That worries me. I’m also concerned about the potential consequences for freedom of expression, especially artistic expression. What would happen if data demonstrated beyond a reasonable doubt that parts of our popular culture were toxic – that the connections between song lyrics and misogyny, video games and violence, rape on TV and rape on campuses and in the military, were as strong as the connections between air pollution and asthma, coal ash and birth defects, fluorocarbon gases and skin cancer?
We have laws banning child pornography and marketing cigarettes to kids. How would we regulate entertainment found to be harmful without turning good intentions into a witch-hunt, without pulling art from museum walls and literature from library shelves? How would we draw a line between news that covers violence and hatred, and news that incites violence and hatred? I do want a world where my kind of do-gooders have more tools to increase the good they do, but not at the cost of empowering algorithms that score media against someone else’s idea of a moral yardstick.

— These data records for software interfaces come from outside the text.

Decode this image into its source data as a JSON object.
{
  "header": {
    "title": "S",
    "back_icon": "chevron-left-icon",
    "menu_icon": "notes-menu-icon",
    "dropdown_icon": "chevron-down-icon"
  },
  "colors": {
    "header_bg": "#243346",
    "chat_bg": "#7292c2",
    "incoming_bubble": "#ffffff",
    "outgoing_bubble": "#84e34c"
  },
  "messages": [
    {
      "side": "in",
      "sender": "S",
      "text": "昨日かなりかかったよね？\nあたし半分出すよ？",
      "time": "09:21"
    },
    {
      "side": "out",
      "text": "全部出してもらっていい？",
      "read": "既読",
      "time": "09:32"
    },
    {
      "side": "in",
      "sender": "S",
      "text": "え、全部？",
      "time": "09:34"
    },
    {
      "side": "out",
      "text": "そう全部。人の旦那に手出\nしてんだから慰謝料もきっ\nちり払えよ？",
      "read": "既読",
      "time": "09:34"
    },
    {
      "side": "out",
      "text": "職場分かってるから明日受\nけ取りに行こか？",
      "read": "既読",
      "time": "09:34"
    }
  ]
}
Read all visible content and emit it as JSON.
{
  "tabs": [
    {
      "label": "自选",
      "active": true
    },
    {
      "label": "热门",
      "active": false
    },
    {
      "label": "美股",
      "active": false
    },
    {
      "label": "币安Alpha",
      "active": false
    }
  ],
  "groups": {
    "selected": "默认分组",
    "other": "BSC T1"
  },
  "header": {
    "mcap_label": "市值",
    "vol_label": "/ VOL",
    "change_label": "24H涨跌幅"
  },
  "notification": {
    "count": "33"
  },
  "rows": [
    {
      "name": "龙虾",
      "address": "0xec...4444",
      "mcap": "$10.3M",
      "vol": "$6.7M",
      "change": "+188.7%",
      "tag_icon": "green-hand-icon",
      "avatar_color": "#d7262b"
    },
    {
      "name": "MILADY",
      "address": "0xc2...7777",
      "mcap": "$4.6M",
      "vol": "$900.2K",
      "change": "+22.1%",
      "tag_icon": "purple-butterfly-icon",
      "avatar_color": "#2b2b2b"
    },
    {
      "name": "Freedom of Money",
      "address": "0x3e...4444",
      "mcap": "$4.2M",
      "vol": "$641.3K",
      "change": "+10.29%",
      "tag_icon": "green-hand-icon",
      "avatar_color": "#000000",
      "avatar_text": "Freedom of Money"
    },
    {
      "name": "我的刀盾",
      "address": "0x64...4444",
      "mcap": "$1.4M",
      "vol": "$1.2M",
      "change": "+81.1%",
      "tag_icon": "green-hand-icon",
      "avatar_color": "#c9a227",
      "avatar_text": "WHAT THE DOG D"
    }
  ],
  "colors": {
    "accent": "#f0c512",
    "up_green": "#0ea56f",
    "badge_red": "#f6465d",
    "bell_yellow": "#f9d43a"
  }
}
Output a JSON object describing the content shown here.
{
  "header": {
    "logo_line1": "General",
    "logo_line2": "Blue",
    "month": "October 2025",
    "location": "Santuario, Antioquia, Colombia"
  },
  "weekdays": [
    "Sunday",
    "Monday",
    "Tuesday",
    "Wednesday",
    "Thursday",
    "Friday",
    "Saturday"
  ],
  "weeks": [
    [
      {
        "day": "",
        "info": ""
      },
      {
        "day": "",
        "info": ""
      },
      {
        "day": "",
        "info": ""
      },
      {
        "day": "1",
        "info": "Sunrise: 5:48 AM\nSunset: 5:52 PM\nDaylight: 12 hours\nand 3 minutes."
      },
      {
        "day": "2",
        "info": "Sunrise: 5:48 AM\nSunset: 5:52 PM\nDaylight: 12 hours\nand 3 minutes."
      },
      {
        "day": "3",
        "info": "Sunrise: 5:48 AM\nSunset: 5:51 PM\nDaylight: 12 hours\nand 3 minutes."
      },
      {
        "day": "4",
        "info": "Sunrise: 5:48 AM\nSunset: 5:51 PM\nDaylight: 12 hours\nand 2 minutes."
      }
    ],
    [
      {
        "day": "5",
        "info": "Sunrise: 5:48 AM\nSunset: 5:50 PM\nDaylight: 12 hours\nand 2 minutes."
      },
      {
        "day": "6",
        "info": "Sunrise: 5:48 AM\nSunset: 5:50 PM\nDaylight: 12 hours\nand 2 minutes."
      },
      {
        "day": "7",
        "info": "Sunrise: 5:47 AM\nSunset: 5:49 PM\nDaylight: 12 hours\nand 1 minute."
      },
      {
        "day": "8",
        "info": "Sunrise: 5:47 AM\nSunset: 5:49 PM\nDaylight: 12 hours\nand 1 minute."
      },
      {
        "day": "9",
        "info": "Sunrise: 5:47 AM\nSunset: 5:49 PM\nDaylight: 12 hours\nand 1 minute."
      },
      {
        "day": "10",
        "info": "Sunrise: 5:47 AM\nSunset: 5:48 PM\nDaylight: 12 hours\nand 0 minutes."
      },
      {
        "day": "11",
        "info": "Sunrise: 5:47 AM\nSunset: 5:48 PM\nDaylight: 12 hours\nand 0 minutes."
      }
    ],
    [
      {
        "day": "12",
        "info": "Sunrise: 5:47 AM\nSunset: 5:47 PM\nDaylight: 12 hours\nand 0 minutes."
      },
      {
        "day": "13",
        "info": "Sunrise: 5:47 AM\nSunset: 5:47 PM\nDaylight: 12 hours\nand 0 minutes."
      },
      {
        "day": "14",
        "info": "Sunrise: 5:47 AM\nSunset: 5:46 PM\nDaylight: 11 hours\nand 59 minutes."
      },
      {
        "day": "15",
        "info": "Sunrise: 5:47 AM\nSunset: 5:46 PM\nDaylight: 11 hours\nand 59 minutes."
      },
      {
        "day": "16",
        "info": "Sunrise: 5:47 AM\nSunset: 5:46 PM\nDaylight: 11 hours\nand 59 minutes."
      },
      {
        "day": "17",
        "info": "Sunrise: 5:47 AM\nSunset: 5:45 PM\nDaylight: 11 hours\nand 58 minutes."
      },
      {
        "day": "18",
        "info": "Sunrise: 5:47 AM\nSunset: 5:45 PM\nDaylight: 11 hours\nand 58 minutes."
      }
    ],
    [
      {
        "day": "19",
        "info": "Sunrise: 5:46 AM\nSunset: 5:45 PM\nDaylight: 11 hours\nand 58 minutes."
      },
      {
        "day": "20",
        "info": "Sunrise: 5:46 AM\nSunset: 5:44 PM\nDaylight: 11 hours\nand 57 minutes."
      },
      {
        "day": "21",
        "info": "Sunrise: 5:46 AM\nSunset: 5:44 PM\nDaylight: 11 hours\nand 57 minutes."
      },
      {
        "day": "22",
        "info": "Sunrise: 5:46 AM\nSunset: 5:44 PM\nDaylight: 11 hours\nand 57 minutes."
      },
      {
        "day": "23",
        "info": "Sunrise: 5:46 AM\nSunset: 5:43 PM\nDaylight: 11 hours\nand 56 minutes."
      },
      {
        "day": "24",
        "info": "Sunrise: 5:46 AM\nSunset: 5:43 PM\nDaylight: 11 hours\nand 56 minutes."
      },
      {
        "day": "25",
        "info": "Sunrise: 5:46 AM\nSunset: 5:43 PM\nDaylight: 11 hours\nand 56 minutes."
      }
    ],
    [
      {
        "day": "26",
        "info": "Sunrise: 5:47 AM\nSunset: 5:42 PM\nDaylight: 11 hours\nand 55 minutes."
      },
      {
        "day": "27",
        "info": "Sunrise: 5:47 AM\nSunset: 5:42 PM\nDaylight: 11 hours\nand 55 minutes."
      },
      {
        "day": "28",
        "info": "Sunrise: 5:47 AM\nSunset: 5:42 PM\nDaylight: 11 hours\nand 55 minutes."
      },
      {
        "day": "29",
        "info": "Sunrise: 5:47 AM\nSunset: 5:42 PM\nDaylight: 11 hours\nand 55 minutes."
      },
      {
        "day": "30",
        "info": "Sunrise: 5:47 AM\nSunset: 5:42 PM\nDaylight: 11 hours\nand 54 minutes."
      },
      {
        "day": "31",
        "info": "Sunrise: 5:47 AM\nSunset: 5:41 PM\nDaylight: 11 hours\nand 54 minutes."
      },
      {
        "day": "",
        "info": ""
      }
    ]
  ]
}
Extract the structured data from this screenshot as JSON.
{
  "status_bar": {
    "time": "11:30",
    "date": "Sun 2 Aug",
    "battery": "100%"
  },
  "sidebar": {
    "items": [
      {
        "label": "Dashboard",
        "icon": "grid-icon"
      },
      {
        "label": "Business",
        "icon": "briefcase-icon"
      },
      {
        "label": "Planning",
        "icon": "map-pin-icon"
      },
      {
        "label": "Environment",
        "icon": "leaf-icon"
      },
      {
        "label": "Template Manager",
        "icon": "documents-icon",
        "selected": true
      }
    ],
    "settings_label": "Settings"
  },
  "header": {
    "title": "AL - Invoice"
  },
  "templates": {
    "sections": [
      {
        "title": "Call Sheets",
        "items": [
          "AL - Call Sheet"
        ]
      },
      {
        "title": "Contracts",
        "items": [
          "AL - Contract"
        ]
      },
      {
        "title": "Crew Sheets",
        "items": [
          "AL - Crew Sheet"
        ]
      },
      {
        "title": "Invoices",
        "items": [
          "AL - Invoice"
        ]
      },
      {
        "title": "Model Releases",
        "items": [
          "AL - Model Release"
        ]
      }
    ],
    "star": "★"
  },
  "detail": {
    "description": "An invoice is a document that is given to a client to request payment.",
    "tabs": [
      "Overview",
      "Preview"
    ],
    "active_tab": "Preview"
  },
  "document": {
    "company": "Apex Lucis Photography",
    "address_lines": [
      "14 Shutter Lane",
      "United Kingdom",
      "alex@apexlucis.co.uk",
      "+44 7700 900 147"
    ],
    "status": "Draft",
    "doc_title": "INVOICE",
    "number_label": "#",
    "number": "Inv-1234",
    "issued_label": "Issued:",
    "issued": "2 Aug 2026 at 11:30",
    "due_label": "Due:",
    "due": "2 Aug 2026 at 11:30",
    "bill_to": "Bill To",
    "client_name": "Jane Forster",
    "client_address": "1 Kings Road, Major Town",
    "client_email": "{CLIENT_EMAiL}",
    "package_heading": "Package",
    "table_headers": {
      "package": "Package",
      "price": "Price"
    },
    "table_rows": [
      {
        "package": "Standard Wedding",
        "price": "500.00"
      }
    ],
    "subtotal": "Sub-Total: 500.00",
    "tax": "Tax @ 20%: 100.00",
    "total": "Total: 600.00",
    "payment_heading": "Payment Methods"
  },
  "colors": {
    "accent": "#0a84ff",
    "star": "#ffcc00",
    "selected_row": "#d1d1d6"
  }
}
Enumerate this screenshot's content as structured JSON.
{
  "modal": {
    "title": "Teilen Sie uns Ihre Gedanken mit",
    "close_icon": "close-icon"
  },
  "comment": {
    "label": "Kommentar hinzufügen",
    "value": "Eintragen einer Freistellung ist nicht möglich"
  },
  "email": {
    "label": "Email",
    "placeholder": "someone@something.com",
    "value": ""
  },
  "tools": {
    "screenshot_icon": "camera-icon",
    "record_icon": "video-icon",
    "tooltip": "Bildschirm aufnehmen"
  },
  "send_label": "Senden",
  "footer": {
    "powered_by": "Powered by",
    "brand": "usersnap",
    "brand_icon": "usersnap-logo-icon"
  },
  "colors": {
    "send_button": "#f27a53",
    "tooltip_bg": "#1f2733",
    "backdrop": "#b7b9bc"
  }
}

I come down on the upside of this dilemma. I’ve cast my lot with efforts to use media to repair the world and to improve how we measure their effectiveness. That’s been a big part of my work for a number of years (have a look at what the Norman Lear Center’s Hollywood, Health & Society program, and our Media Impact Project, are up to), and I’m grateful to the foundations and agencies and donors who support it. But when it comes to the mystery of how words and images affect what people know, what they feel and how they behave, there’s always something to be said for a little pre-emptive paranoia.
This article was first published in Jewish Journal
Marty Kaplan is the Norman Lear Professor of Entertainment, Media and Society and directs the Norman Lear Center at the University of Southern California’s Annenberg School for Communication and Journalism. In the Carter Administration he served as chief speechwriter to Vice President Walter F. Mondale.